It’s been well established that Social Security Disability (SSD) benefits can positively impact adults with disabilities who have limited or no income. What about children? Can children receive SSD benefits too?
Children can qualify for Supplemental Security Income (SSI) if he or she is age 18 or younger or is under the age of 22 and attending school. For a child to receive SSI Disability, he or she must be blind or disabled. In order to be considered disabled, the child must have a severe mental impairment, a severe physical impairment, or both. The impairment(s) must also last at least 12 months, and the impairment(s) must result in severe functional limitations. Children can be considered disabled from the day that they are born.
SSA List of Impairments
The Social Security Administration (SSA) has a list of specific impairments and the requirements necessary to meet those conditions. These are often very particular, making them difficult to meet. However, there is another way that a child may qualify for SSD benefits.

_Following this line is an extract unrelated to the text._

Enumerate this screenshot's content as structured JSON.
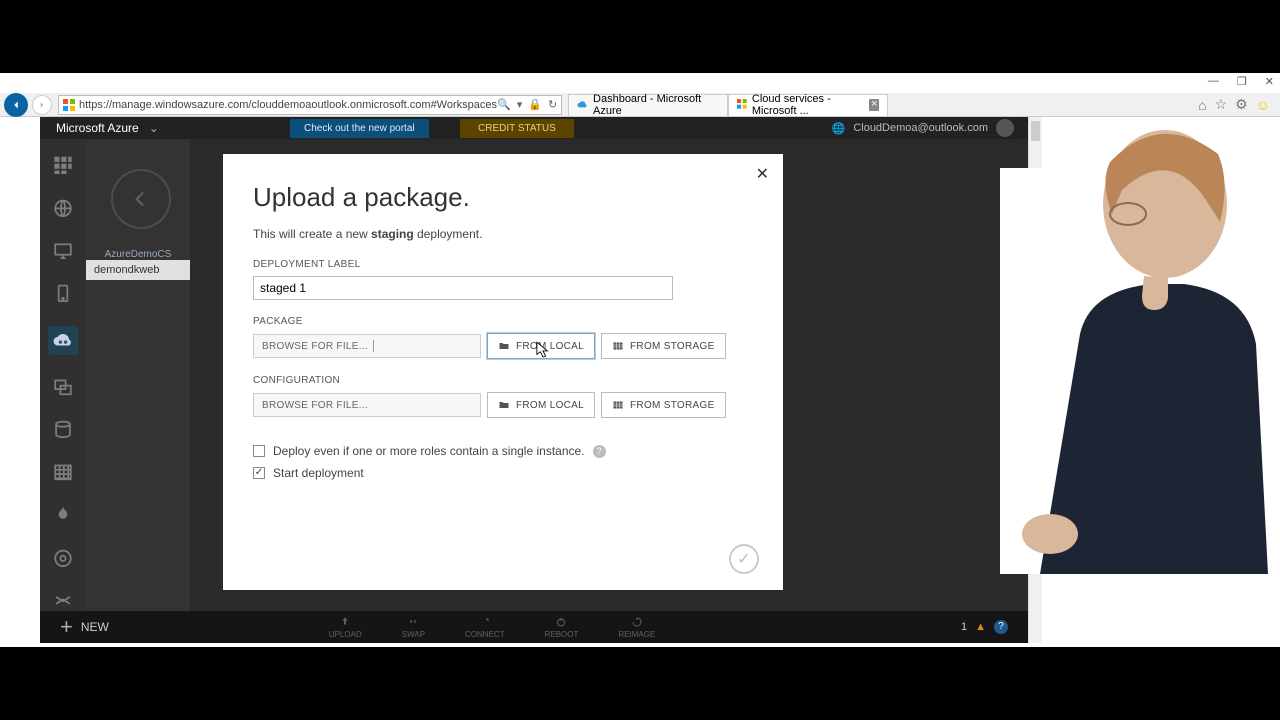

This other way for children to qualify for these benefits is for the SSA to evaluate the child’s six domains of functioning:
- Acquiring and using information;
- Attending and completing tasks;
- Interacting and relating to others;
- Moving around and manipulating objects;
- Self-care; and
- Health and physical well-being.
This can be demonstrated through all medical records, school records, and statements from the child’s teachers. If the SSA deems that the child has two marked impairments or one extreme impairment, they may qualify. A marked limitation is one that seriously interferes with the child’s ability to function normally, whereas an extreme impairment is one that very seriously limits the child.
Is Your Child in Active Treatment?
If you are filing for SSI for your child and claiming disability due to a mental issue or issues (e.g. Autism, Attention Deficit Disorder, etc.) it is very important to show that the child is actively seeking treatment. This means that he or she is meeting with a psychologist or psychiatrist at least once per month.
Remember that even if a child has an impairment it does not immediately qualify him or her to be deemed disabled for the purpose of SSI. The impairment must be extremely severe so as to interfere in numerous aspects of his or her life. That’s why it’s in your child’s best interest to meet and speak with a knowledgeable and experienced Disability Attorney, who can help to evaluate your specific case.
The PA SSD Attorneys at Nikolaus & Hohenadel, LLP Can Help
If you believe that your child struggles with an impairment so severely as to be considered disabled, it can be overwhelming and you may not know what to do. Luckily, the attorneys at Nikolaus & Hohenadel, LLP can help. We understand the impact that such impairments can have on your child’s ability to function normally and on your ability to pay for treatment. That’s why we’re here to help you. To learn more, or to schedule a consultation, contact us today!